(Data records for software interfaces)
★ ★ ★
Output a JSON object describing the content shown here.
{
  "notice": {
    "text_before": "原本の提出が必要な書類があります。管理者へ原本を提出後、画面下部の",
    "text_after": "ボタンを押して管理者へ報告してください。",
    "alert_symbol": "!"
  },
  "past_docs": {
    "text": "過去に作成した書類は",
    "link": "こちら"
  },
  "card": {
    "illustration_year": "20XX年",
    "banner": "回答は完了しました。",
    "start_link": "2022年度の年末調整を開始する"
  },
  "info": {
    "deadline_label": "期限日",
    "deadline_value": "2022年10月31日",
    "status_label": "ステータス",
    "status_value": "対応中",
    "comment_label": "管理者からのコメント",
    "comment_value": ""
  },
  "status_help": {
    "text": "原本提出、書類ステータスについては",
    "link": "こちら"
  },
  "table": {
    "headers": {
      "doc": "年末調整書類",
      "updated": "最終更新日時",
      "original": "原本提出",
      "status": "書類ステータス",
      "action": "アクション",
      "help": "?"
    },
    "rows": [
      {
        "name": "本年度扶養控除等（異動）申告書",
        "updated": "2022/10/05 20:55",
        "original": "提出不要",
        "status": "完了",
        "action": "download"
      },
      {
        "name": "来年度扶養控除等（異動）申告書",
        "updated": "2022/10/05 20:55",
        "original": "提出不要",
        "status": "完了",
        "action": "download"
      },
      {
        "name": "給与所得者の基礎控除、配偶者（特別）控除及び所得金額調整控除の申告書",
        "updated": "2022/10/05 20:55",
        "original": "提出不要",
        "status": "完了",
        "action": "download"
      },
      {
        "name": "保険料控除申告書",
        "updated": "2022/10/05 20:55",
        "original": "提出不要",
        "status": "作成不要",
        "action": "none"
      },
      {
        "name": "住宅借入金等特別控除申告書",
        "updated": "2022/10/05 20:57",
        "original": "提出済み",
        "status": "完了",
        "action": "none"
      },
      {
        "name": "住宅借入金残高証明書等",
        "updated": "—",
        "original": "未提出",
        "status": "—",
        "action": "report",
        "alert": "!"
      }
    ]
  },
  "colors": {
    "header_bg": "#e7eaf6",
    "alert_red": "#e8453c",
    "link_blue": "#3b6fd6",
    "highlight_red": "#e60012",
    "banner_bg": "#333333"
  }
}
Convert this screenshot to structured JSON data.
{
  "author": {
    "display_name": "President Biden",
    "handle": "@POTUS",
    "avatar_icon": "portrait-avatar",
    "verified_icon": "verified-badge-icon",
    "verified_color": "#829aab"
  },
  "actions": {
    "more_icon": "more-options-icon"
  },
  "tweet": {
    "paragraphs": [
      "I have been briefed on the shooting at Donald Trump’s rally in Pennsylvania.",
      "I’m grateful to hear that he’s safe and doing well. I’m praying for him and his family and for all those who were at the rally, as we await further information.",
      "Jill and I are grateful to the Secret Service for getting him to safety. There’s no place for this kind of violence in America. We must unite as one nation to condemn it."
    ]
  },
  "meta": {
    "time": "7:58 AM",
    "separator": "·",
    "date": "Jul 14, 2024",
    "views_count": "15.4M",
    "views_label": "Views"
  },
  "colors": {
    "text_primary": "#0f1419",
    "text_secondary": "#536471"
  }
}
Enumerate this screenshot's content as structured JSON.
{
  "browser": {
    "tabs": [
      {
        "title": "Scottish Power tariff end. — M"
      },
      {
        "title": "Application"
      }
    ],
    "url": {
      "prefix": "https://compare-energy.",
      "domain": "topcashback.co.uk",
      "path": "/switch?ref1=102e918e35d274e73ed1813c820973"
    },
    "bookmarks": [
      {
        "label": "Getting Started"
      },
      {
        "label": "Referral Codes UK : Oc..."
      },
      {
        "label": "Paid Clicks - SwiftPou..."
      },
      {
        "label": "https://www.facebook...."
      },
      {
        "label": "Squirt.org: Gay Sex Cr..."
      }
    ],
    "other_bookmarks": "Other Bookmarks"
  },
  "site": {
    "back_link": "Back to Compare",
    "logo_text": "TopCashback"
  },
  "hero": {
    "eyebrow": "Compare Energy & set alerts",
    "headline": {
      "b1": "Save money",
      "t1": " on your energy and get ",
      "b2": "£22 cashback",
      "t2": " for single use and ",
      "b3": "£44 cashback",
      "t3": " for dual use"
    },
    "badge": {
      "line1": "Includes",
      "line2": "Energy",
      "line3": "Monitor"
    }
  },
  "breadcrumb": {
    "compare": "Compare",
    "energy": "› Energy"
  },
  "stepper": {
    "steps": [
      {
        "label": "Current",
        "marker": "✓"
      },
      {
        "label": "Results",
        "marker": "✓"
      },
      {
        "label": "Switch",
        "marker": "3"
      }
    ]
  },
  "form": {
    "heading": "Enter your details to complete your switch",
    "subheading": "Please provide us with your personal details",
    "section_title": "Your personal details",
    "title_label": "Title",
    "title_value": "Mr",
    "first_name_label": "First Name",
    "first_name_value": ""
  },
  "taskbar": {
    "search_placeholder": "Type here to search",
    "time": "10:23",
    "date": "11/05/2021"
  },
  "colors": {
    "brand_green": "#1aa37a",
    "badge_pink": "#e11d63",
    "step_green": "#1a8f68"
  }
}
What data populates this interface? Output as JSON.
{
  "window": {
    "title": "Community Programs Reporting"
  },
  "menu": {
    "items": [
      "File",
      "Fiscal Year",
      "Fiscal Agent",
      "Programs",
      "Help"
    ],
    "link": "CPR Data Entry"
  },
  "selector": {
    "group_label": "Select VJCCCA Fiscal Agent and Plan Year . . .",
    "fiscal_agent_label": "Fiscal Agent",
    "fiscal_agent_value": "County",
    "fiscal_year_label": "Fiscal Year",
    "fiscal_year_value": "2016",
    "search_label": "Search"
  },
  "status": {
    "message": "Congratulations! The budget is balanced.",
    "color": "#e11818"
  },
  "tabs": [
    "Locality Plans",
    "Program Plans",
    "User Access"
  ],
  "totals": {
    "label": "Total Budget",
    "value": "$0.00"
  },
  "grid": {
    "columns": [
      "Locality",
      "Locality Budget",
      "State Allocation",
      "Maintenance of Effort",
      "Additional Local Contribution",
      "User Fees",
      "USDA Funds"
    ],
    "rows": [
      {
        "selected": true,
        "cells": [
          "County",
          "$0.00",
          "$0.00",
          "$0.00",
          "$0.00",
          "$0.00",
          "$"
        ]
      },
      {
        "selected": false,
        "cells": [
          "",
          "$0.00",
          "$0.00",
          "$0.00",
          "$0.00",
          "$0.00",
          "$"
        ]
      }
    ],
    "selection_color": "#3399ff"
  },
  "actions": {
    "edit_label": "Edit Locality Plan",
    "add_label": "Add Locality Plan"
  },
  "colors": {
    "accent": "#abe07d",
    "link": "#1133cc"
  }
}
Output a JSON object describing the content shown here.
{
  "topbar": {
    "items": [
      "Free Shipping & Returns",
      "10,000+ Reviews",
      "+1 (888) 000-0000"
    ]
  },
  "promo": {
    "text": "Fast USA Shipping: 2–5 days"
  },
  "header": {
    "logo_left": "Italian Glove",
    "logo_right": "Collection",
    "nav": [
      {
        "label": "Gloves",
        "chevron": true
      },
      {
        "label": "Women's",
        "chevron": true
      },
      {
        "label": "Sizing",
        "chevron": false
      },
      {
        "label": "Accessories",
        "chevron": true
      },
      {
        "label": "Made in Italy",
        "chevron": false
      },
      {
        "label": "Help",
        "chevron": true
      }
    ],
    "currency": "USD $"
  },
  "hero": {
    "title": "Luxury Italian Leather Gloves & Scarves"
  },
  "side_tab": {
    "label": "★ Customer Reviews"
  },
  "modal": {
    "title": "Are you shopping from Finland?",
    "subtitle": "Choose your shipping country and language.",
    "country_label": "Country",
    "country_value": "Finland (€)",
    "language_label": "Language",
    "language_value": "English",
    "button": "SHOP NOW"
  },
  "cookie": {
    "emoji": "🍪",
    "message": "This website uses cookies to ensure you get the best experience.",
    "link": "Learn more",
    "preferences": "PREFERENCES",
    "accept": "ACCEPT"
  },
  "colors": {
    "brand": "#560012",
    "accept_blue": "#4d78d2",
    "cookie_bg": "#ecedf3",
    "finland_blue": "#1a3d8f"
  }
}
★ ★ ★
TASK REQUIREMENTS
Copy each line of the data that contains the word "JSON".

EXERCISE RESPONSE
Output a JSON object describing the content shown here.
Convert this screenshot to structured JSON data.
Enumerate this screenshot's content as structured JSON.
What data populates this interface? Output as JSON.
Output a JSON object describing the content shown here.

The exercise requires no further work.